The Dangers of Playing the Lottery

The lottery is a form of gambling that involves drawing numbers or symbols for a prize. It is considered a harmless form of entertainment by many governments and is popular among some segments of the population. But some experts argue that the popularity of lotteries may have a negative impact on society. In fact, some people who win large amounts of money in the lottery can often find themselves worse off than they were before winning. Moreover, winning the jackpot is often less certain than you might think. This is because lottery players tend to be disproportionately lower-income, less educated, and nonwhite.

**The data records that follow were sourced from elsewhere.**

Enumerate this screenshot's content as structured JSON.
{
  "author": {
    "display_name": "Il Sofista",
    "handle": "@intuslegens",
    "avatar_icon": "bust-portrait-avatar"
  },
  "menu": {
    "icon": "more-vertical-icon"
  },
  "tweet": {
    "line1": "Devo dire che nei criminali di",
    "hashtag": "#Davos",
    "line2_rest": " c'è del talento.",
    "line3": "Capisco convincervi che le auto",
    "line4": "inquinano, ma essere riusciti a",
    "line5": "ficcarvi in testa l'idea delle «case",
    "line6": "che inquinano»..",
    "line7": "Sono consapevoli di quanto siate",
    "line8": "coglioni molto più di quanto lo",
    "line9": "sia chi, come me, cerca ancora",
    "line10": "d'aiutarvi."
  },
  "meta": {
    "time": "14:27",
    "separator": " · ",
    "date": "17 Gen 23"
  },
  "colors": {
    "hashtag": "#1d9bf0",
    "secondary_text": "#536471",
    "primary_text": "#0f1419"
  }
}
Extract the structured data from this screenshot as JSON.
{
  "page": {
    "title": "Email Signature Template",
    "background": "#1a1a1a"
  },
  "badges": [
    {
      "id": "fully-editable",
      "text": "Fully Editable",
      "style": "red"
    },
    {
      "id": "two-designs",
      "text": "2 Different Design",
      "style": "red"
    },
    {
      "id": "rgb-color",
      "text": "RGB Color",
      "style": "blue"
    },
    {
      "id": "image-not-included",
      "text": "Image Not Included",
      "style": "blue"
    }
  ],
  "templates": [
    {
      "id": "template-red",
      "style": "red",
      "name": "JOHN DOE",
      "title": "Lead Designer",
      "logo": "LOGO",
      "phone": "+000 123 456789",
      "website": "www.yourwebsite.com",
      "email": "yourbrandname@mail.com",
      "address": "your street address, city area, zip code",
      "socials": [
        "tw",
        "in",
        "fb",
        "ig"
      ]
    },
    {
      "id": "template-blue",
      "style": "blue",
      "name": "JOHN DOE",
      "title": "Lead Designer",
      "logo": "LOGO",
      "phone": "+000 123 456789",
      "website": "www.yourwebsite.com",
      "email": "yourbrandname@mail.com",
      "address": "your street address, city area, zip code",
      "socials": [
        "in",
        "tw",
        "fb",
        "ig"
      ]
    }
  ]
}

Lotteries are a popular way to raise funds for a variety of public projects. They can be run at the state or national level. They can involve single drawings or multiple-draw series. The prizes can be cash, goods, or services. In some cases, lottery proceeds are used to fund public education or health care. In other instances, they are used to finance road projects and local government initiatives.

In colonial America, lotteries were common and played a major role in financing private and public ventures. During this period, many states were expanding their array of social safety nets and needed more revenue sources. Lotteries offered a convenient and painless alternative to raising taxes.

Although the odds of winning are slim, lotteries are popular with some people and can be addictive. According to some studies, about half of American adults buy a lottery ticket at least once in a year. These people are disproportionately lower-income, less educated, nonwhite, and male. They also spend more on tickets than other people. The total amount spent on lottery tickets by Americans each year is more than $80 billion.

One of the main reasons why playing the lottery can be a dangerous pastime is that it teaches a person to hope in the wrong place. People who play the lottery believe that they can become rich quickly by buying a ticket and winning the jackpot. This is not a healthy view of life because it focuses on the temporary riches that money can bring (Proverbs 23:5) and distracts from God’s desire for us to work hard and earn our own wealth (Ecclesiastes 5:10-15).

The truth is, the chances of winning the jackpot are extremely low. In fact, there are more ways to win a fortune than to purchase a lottery ticket. And even if you do win, there are tax implications that can drain the value of your winnings. It’s better to invest your money wisely, or pay down debt and build an emergency savings account. Besides, playing the lottery can lead to other addictions, such as gambling. If you can’t resist the lure of a lottery, consider limiting your purchases to those that are affordable and legal. This will help you avoid getting addicted to a harmful habit. In addition, if you’re a lottery player, make sure to stay informed of the latest lottery news and regulations.

Posted in: Gambling